LITTLE WILLEM IN AUSTRALIA
By our grandson Willem, who is four years old now
a certain corner in the garden has been called
Why, that is not clear. It is a spot where the rhubarb grows
and where a mulberry tree stands which birds are fond of,
certainly when it is summer and the berries are ripe and black
and juicy and sweet. Some flowerpots stand there,
a zinc bucket, a leaky watering-can, and an old window frame.
Sometimes you find daddy-longlegs there or some wood-lice,
but I think that part of the garden is not a bit like
From the moment little Willem knew he is going to live
The bedside stories I tell him must often be situated in
His pet is a soft, light blue kangaroo. Granddad Wim, he says,
tell me a story about
which are doing things and play at leap-frog.
They are joined by grasshoppers which can jump
higher then everybody else as they just fly over the kangaroos.

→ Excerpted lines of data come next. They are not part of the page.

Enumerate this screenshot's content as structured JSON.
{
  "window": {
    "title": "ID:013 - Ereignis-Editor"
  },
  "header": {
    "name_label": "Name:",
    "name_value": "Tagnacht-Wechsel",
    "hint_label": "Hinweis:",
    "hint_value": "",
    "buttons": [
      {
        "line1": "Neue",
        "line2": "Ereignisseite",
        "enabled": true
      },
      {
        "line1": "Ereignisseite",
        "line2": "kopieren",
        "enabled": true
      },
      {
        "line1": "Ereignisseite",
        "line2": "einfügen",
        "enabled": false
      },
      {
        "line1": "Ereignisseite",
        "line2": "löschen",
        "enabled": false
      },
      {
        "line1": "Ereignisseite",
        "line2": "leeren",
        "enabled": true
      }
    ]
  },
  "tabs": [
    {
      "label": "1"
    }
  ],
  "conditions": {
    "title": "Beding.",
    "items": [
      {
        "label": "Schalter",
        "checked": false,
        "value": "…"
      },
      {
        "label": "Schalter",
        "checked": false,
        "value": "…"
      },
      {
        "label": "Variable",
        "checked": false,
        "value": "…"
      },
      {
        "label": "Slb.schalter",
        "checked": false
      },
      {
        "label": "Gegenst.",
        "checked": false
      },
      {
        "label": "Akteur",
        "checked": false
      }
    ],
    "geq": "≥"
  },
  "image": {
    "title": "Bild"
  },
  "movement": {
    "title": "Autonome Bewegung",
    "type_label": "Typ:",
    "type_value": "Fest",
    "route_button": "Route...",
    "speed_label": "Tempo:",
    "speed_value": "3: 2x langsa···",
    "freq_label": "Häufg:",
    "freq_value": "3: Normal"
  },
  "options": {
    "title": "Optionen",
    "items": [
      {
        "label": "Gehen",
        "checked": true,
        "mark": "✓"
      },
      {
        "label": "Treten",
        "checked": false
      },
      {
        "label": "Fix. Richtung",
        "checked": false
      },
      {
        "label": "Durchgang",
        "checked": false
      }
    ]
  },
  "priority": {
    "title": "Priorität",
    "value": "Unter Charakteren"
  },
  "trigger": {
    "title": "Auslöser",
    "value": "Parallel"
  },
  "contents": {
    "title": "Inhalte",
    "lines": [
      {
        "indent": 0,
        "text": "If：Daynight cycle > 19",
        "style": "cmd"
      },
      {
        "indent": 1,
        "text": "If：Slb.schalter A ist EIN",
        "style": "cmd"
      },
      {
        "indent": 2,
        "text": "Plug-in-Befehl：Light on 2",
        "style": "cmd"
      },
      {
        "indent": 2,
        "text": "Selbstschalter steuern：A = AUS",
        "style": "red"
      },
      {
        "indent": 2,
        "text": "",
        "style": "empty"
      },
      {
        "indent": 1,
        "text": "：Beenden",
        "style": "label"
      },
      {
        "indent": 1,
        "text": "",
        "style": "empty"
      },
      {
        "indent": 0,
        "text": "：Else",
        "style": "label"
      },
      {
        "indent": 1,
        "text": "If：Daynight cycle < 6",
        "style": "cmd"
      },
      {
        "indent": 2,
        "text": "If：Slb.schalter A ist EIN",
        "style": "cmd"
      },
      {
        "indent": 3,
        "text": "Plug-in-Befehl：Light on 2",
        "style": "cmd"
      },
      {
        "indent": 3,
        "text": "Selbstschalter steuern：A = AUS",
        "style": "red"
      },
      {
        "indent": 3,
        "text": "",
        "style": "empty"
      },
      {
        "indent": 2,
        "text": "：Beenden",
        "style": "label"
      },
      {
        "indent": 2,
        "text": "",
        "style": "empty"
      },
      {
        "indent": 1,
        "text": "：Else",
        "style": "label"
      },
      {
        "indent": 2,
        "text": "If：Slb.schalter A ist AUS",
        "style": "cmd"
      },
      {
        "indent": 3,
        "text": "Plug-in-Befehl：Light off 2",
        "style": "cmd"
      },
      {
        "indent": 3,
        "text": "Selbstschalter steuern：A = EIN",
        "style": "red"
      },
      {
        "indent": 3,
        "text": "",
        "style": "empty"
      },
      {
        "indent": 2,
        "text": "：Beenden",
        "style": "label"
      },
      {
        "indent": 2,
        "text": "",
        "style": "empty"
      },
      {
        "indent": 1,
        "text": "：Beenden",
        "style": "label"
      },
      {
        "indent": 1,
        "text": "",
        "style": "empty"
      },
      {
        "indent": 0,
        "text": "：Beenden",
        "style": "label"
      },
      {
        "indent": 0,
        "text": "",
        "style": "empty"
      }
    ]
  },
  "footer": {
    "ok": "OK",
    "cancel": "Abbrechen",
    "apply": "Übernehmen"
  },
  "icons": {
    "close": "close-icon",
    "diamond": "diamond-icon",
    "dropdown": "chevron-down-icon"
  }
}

It is dead easy for them. They have red wings.
From time to time a huge salt water crocodile
rises up from an orange river to devour
an innocent poor little kangaroo. That is fearful.
Willem can accept this, but he does not like bushfires.
Okay, he says, crocodiles are allowed but no bushfires, Granddad.
This said, even the teeniest of tiny fires or even a walking match-stick
are absolutely forbidden to enter the story. Not even when a dark
little rain cloud appears in the clear blue Australian sky.
Or when an elephant is coming with its useful long snout.
But with that elephant element Willem does not agree.
Elephants are certainly not residents of
At the end of the story I put all the kangaroos in a circle
around a non-burning campfire. It does not even smoke
and it is not worthy to carry the name of campfire.
The kangaroos start singing a polyphony kangaroo campfire chant
Under the light of a promising Australian moon.
After that Willem will go to sleep quietly.
And his Dreamland will probably resemble his
Far and vague is the land
that is called
Its nights are green and its moon is blue.
Don’t think that I shall forget you.